Miller is an experienced runner, something that she says helped her decide whether to complete the race. She told the Chicago Sun Tribune:
I got the OK from my doctor to run half, and my husband ran with me and supported me along the way. I ran half and walked half, that’s how I finished. Everybody just kind of stared as I’m running by. I know what I can handle. This is something I’ve been doing for a long time.
She added that she has been running throughout her pregnancy (she ran a marathon when she was four months pregnant, and completed a marathon when she was pregnant with her first son, too), so she was used to it. In fact, when contractions began during the race she said she didn’t think it was labor because she’d experienced contractions before as a pregnant runner. But when the race was over, she almost beelined for the hospital—except for a post-race snack:
The contractions became regular after we finished, so we stopped and grabbed a sandwich and then went to the hospital.
Her new daughter, June Audra, was born at 10:29pm in excellent physical condition. “She’s absolutely perfect,” Miller said. “We are extremely happy, but very tired.”
While she says that she got mixed reactions from onlookers in the crowd, the recommendations for running while pregnant might surprise them: Most doctors allow women to continue physical exercise during pregnancy, including running, as long as no contraindications (like diabetes, a history of miscarriages, a multiple pregnancy, or heavy drinking or smoking) exist. According to Runner’s World:
Recent guidelines on exercise for pregnant women established by the American College of Obstetricians and Gynecologists recommend avoiding the supine position (lying on your back) after the first trimester while exercising, modifying the intensity of the exercise based on your symptoms, and not pushing to exhaustion.

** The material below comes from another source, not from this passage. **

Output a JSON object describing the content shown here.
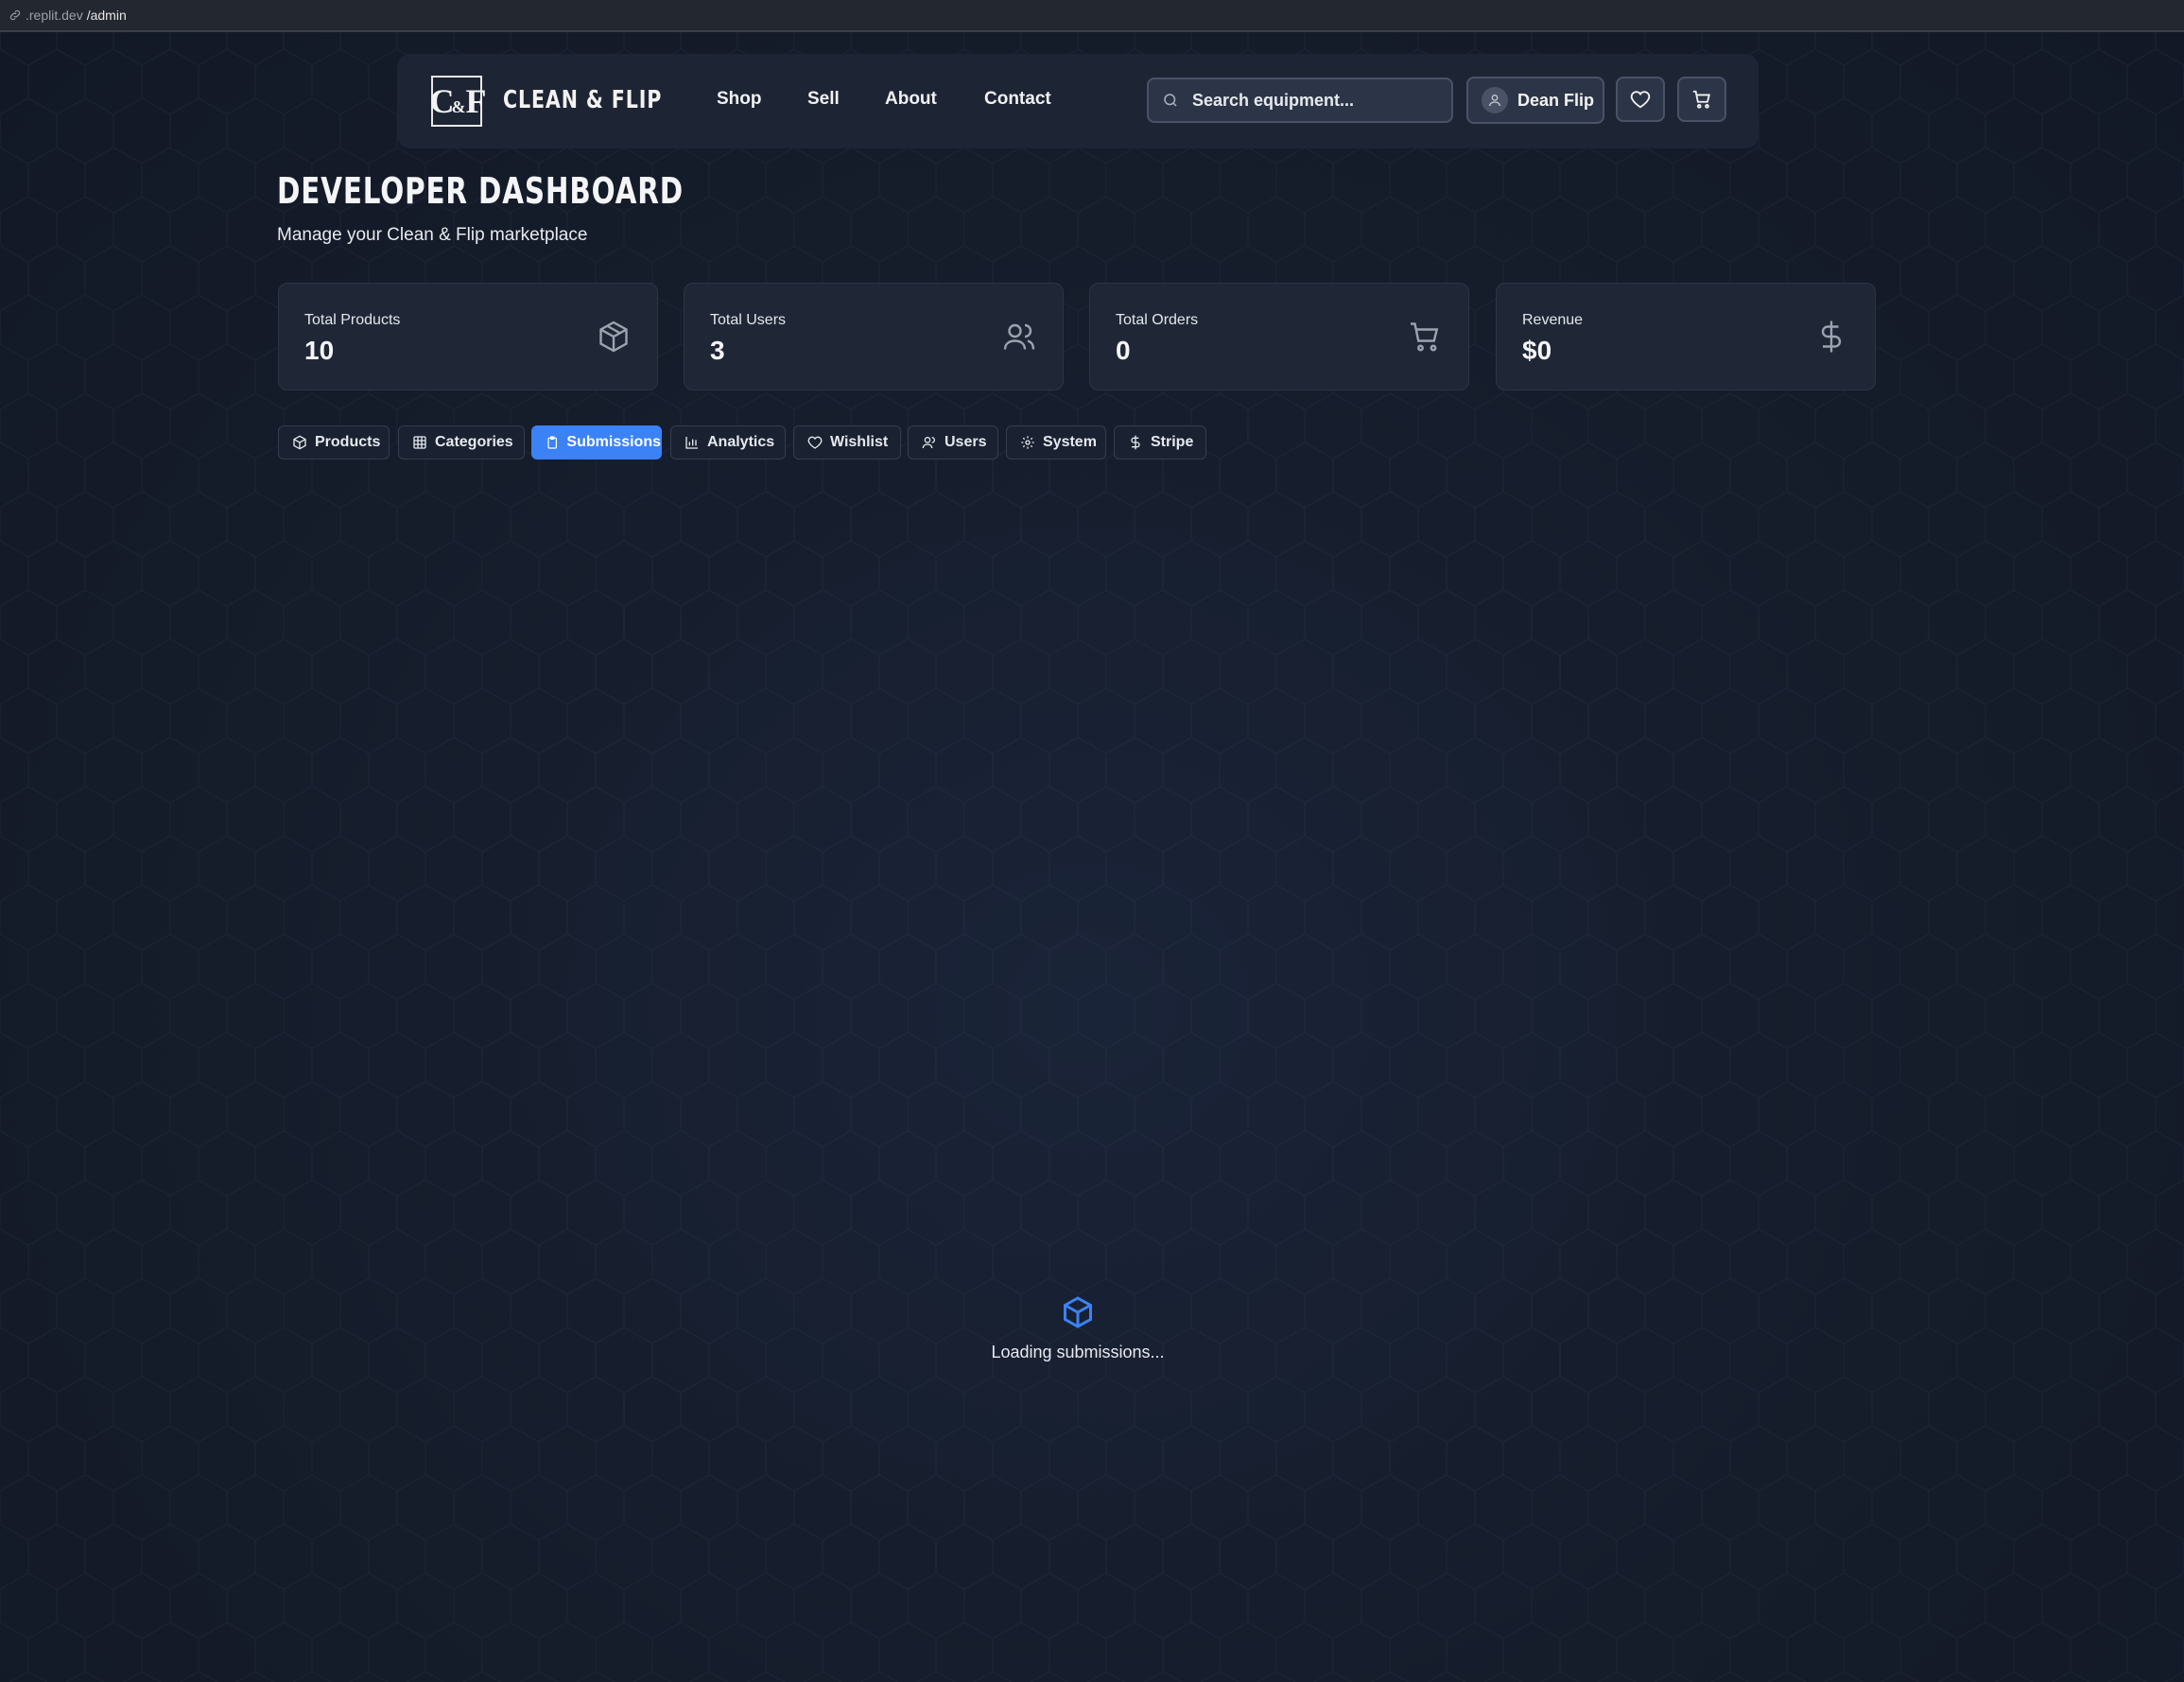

And in fact, several studies point to the benefits of staying physically active while pregnant, for both mother and child. Of course, most women aren’t pushing through marathons and 39 weeks, but still: We think Miller’s decision to race should serve as a great inspiration to women who would otherwise think that pregnancy puts the kibosh on their favorite physical activities.